From ‘Crazy From the Heat’ (1985)

Our first glimpse inside the solo career of David Lee Roth came in the form of a creative music video, in which Roth took the role of our entertaining guide as we went on a Twilight Zone-esque tour of the California coast, and the beauties which call the beaches home.

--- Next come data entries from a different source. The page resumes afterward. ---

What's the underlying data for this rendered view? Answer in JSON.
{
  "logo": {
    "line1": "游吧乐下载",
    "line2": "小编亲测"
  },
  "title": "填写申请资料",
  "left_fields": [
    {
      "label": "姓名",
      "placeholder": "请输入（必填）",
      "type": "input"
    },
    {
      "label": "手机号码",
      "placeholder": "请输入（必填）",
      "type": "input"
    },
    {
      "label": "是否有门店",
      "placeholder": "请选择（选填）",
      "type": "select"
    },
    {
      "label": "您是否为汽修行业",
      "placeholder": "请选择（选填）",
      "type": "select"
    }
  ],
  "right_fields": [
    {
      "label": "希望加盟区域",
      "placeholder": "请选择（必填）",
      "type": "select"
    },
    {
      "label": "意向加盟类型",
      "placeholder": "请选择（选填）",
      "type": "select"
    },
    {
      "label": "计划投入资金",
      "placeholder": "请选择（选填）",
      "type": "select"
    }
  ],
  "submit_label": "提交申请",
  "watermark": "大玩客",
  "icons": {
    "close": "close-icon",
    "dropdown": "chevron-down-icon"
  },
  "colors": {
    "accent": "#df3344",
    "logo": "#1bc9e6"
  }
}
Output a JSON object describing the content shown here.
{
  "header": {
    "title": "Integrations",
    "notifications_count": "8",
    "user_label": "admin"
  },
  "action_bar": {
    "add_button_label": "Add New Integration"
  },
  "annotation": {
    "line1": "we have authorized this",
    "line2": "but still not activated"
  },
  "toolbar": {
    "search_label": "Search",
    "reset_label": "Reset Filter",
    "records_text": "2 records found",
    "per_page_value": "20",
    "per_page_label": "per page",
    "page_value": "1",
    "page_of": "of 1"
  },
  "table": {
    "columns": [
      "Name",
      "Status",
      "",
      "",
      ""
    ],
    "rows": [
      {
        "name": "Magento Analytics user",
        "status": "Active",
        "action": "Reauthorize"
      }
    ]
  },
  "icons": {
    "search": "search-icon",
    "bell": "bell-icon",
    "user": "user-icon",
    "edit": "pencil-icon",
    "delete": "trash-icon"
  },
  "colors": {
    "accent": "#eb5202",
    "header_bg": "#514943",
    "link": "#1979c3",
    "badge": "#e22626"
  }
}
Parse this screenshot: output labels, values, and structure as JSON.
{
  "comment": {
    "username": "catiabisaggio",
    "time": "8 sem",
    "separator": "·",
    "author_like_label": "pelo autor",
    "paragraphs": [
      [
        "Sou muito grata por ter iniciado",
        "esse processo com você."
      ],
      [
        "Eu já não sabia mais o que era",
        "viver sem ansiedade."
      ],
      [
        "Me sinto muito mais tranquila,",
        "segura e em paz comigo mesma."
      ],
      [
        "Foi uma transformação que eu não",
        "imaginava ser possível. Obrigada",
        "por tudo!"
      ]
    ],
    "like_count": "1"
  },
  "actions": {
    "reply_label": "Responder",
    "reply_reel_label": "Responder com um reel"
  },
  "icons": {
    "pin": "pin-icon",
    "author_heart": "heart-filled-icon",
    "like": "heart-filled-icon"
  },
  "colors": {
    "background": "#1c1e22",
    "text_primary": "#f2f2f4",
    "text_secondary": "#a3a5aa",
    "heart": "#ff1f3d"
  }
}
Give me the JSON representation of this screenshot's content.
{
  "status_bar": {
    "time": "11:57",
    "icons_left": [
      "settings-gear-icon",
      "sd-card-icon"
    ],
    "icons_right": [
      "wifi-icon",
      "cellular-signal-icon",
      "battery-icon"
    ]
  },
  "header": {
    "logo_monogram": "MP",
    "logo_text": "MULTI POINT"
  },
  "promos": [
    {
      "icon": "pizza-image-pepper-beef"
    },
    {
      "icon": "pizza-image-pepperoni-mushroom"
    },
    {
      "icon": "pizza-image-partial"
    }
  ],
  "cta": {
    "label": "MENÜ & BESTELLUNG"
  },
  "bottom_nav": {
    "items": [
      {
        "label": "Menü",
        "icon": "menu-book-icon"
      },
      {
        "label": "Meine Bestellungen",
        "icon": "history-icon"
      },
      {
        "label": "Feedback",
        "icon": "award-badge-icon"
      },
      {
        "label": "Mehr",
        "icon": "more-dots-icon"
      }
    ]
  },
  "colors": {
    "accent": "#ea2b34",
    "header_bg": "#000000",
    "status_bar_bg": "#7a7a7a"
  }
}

This move, while risque, went on to help launch Diamond Dave’s career as a solo artist, with the single reaching #3 on the charts (the same position The Beach Boys’ own version reached). Bright vocal melodies and engaging synthesizers did a formidable job at merging the style of the original with the attitude of David Lee Roth, while setting the mood for the next two decades leading up to Roth’s long awaited return to Van Halen.